After that I had to find the distances to the stars and their positions in the sky with Declination and Right Ascension. Having access to a copy of Starry Night definitely helped on this front. The last thing to do was to figure out how to convert spherical coordinates into 3D Cartesian coordinates.

Here again one of my co-workers came to the rescue and supplied with three basic formulas for the conversion. Using x = r Sin q Cos f ; y = r Sin q Sin f and z = Cos q (where q was Declination in degrees, f was Right Ascension in degrees and r was distance from the Earth in Light Years) I sat down with pencil, paper and calculator and set to work.

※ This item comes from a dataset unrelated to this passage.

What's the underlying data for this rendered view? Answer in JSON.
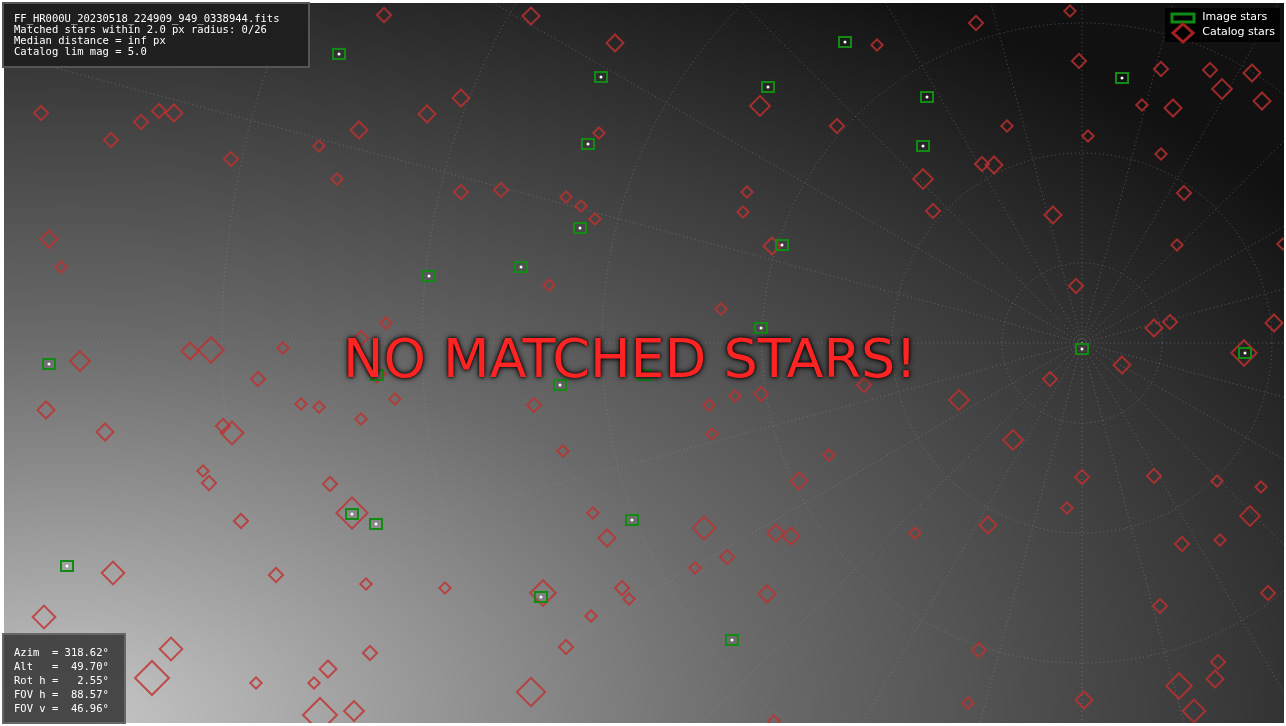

There is something satisfying about doing match sometimes.

Once I had all my Cartesian coordinates I plotted out all my x and y values on a 2D grid using 1 cm as 10 Light Years (LY). Using the grid as I guide, I then poked holes into a cardboard box. For my z co-ordinates I simply used pipe cleaners to hold small balls of plasticine at the right heights above the box.

Two dimensions down, one to go.


A wonderful 3D model of the Big Dipper.

With everything in place I took a look at my 3D model. It turns out I had to turn the box upside down to see the Dipper when I was hopping to keep it upright on the table. I also think the stars are mirrored from how they appear in the sky at this time of year, but I am still very happy with the end result as it was great fun getting to use math outside of the class room and seeing all the stars in 3D space.


The Big Dipper Upside Down. (NOTE: Since posting I've realized this is actually right side up.)

Right side up, but mirrored. Flipping it would put the furthest star too closest to Earth. (NOTE: Since posting I've realized this is actually upside down.)

The Big Dipper drawn out. It's not perfect, but not far off either. (This is a mirrored upside down view, see bellow for why.)

After checking Dubhe's position I saw that it was in the wrong place when looking from this orientation.


The Big Dipper oriented the right way with Dubhe in the right place. Clearly some of my calculations out put a couple of the other stars in the wrong locations.

The Bigger Dipper probably isn’t the best example of stars at different distances forming a constellation, as they are all within 40 LY of each other, but it still fun to see and look at it from different angles that we don’t see from Earth. Next I think I’ll try and correct the errors in my calculations and make a larger model. After that, Orion here I come.

From the side we see that most of the stars are pretty close together, except for Dubhe which is the farthest away from the Earth at 124 LY.